I like DragonForce, despite the fact that they still have a ways to go. But I like heavy metal more, and while I can repsect those who are ultras of particular bands, I'd rather be an ultra for the genre as a whole. If you're crazy about a particular band, fine, but don't demonstrate it by being a dick to other bands and their fans. In the end, we're all of us in this together. I'm not going to fucking tell other people what to listen to, but if you're not into a band and for whatever reason don't want to use their set to take a piss, grab a beer, or eat some food, it's still an option to just stand with your arms crossed and not bang rather than starting shit. We need the contributions of everyone, especially the dedication and commitment of the ultras -- of all bands -- in building the metal society, and the same argument that is used for unity between metal, punk, and hardcore applies here as well: we have our differences, but we are taking on a common enemy that is larger than any of us, and we can fight over the spoils after we win the war.


That's it, live from the final day of the New England Heavy Metal and Whatevercore Festival.


total bands: 50
average score Friday: 4.86
average score Saturday: 5.86
average score Sunday: 5.32
three-day average: 5.35/7


This point now involves some reader participation, to pick the awesomest and lamest T-shirt of three selected examples collected at this festival. The lamest shirts have been preselected by day, the awesome shirts are not, because I didn't see anyone on Friday wearing a shirt with enough awesome to make a note of it on the level of those from Saturday and Sunday. Shirt lameness was selected with an initial filter of "wearer obviously thinks this is cool, but it totally fails". Results to be posted in the case that they actually occur.

Vote by day:
FRIDAY - "Umbrella Corporation" As video games go, Resident Evil is pretty metal...but a blue shirt with a red-and-white pinwheel on it is not.
SATURDAY - "I bang chicks on Myspace" We're supposed to be impressed by this how and why??
SUNDAY - "I'M SINGLE" Given the ratios involved, it is more or less statistically impossible for a guy to go home from a metal show with a girl that he did not come to the show with. Proclaiming your unattachedness in spray paint on a white shirt that's obviously taken a few spins in the washer with your black shirts is not going to help this, and will probably diminish your chances down to the vanishing point.

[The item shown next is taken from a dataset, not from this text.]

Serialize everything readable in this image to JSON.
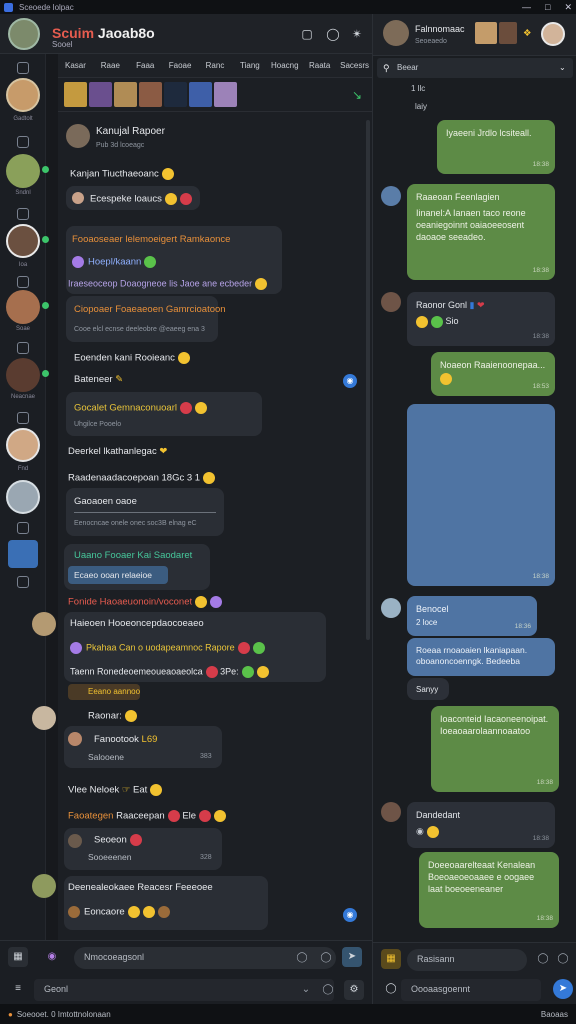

Vote by day:
SATURDAY - "You can't have Manslaughter without Laughter" Put a clipart of a guy who looks like the Church of the Sub-Genius' mascot holding a cleaver over this phrase, and you have a shirt at once witty, metal, and totally awesome.
SUNDAY 1 - "No Job - No Money - No Car - But I'm In A Band" Doesn't this sum up the whole of the scene? With my job demands, I'm obviously not in that "1 percent" that sacrifices absolutely everything for metal, but that doesn't mean that it's not the ideal. Full-on AWESOME.
SUNDAY 2 - "More Cowbell" Even if this does not get the final pick, it will still win Most Awesome Shirt by Main Stage Band Member. Worn by one of Cannae's guitarists, the ability to accept and celebrate the silliness of some parts of metal as well as its power and honesty is what will keep us sane, focused, and grounded as a scene -- and it looks awesome on a t-shirt, which is the selection criteria here.

No comments: